Alfred Stieglitz, Self-Portrait, Freienwalde a. O., 1886, platinum print, National Gallery of Art, Washington, Alfred Stieglitz Collection, 1949.3.9
Key Set number 12

Alfred Stieglitz was a superb photographer who mastered many different methods of making negatives and prints. He was trained in Berlin in the 1880s by noted photochemist Hermann Wilhelm Vogel. Stieglitz applied the rigorous scientific discipline he learned under Vogel to his photographic practice throughout his life. As he tested his skills in the 1880s and 1890s, he wrote many articles in German, British, and American photographic journals detailing his experiments with different photographic processes. Although he published few technical articles after 1900, he nevertheless continued to explore a wide variety of photographic materials and technical developments. His writings, along with scientific analysis of his prints, provide insight into his extensive experimentation and the ways in which he sought to perfect his art.

Throughout his career, Stieglitz used large-format cameras that took 3 1/4 × 4 1/4-, 4 × 5-, and 8 × 10-inch black-and-white negatives. Although his early negatives were made on glass plates, around the turn of the twentieth century he switched to film, which had become widely available. Both kinds of negatives are coated with a gelatin emulsion made light-sensitive with silver salts. After exposure in a camera, the plates or film are developed and fixed, forming a negative image consisting of silver metal particles. In the 1890s and early 1900s, Stieglitz frequently enlarged his negatives; after 1910 he made contact prints the same size as the negative.

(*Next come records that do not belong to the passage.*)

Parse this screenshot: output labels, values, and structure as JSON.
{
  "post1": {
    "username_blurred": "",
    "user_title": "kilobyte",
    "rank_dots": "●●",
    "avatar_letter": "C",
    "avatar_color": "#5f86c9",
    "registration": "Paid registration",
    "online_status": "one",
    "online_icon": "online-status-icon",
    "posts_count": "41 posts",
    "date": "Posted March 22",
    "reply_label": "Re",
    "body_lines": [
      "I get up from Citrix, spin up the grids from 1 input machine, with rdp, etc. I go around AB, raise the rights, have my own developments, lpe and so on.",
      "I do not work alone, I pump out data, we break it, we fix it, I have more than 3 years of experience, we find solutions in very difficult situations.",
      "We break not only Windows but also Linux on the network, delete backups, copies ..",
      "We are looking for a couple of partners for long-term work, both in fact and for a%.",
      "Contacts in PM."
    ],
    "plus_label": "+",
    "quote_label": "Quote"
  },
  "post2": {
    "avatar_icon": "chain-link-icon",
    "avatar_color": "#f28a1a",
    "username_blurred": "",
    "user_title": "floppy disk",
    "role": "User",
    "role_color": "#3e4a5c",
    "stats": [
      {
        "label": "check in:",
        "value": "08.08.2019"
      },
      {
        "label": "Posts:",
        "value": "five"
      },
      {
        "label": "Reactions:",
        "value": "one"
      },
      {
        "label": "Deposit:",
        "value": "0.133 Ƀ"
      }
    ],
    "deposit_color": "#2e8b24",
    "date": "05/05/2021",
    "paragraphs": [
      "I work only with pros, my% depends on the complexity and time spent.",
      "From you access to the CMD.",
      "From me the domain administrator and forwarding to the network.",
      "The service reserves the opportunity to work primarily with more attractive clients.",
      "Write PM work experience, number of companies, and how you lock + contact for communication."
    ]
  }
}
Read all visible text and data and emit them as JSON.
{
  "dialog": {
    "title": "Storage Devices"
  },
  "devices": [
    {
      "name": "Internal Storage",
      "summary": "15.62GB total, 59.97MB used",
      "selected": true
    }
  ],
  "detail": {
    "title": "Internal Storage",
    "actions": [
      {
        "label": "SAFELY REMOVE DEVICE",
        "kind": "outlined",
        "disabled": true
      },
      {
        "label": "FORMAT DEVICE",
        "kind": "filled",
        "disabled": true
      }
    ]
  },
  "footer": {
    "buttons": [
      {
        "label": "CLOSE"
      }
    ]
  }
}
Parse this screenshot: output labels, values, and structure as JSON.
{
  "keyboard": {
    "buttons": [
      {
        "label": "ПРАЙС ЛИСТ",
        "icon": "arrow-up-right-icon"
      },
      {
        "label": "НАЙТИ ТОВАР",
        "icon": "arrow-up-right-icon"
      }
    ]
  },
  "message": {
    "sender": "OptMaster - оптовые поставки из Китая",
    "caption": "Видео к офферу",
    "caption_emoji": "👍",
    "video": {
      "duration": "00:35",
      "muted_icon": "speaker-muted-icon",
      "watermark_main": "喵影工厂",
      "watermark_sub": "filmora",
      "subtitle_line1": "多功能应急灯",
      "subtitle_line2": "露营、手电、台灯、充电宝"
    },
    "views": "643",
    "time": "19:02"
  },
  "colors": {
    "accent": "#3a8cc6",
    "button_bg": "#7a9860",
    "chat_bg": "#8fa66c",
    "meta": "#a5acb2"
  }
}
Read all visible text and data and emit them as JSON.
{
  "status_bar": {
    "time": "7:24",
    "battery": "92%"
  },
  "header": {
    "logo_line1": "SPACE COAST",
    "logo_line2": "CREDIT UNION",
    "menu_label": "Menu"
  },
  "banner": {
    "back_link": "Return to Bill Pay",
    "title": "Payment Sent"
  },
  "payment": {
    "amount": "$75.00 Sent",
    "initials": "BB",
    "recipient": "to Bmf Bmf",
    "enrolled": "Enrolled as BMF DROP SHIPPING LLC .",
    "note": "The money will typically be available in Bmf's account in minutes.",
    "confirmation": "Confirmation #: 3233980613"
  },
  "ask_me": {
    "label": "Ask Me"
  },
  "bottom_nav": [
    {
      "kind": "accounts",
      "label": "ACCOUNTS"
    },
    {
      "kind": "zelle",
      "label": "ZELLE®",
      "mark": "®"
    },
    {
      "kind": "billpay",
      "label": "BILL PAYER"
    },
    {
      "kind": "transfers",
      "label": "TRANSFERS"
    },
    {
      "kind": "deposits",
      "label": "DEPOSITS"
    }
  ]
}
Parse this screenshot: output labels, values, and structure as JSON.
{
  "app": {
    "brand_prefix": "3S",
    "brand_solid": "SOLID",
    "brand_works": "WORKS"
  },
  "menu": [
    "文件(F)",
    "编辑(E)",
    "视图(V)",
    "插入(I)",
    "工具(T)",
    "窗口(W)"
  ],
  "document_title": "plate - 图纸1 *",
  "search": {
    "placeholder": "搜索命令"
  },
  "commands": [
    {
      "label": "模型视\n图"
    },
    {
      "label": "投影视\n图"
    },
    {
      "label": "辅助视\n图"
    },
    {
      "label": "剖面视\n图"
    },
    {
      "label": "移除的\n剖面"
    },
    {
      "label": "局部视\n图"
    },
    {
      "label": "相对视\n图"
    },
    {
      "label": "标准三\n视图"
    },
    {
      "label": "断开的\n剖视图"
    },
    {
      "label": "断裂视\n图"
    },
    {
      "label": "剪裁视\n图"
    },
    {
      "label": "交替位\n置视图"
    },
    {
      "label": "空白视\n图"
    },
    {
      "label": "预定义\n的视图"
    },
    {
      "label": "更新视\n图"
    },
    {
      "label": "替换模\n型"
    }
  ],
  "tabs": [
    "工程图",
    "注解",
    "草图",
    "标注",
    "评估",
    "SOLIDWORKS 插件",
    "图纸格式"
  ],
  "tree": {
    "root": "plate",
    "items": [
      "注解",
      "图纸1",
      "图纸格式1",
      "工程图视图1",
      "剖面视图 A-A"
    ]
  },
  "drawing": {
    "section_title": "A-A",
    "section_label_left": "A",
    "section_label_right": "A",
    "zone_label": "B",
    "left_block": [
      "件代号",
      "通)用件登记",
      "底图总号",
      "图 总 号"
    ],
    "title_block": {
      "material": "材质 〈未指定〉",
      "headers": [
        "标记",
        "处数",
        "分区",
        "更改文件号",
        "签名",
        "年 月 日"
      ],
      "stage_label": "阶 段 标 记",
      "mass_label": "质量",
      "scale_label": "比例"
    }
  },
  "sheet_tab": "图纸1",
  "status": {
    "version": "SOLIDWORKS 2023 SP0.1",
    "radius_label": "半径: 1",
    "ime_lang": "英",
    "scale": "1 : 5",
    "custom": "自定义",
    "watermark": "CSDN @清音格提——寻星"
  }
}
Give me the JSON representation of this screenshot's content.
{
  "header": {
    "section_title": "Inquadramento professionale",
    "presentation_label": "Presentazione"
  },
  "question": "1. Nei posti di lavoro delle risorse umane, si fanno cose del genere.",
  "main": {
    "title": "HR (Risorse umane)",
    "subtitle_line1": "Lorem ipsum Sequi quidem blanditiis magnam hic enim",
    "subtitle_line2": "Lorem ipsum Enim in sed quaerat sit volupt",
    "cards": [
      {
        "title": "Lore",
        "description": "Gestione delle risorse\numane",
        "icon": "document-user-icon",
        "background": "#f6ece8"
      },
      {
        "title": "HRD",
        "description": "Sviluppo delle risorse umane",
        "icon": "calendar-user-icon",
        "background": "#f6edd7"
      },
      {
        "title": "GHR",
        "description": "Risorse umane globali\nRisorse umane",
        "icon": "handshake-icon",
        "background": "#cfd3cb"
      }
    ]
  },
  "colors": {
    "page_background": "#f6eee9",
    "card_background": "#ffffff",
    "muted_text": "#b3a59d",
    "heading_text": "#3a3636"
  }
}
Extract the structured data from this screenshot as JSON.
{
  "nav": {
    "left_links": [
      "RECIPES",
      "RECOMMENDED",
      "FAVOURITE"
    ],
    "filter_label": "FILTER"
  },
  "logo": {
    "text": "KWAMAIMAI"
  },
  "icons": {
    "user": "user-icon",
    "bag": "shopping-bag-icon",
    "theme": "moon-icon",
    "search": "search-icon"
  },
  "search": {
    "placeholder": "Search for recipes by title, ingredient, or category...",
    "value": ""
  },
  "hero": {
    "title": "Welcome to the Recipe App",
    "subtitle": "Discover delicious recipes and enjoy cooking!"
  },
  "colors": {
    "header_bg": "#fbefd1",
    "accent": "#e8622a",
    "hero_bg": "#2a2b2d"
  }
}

Soon after he began making photographs, Stieglitz became entranced with the recently introduced platinum paper. Throughout the 1890s, as he sought to secure his position as one of the leading photographers of his time, he explored a wide variety of printing methods, including carbon, gum bichromate, and photogravure. These processes allowed him to make enlarged prints from his negatives, which he believed at the time to be better suited for exhibitions. Like many other photographers of the period, he also made numerous lantern slides in the 1890s, which he exhibited in annual photographic salons. In 1907, when the color Autochrome process was invented, he utilized it, while in the mid-1910s, as platinum became more expensive, he made both palladium and silver-platinum prints. Beginning in the early 1920s, he started to use gelatin silver photographic paper, which he continued to employ until he stopped making photographs in 1937.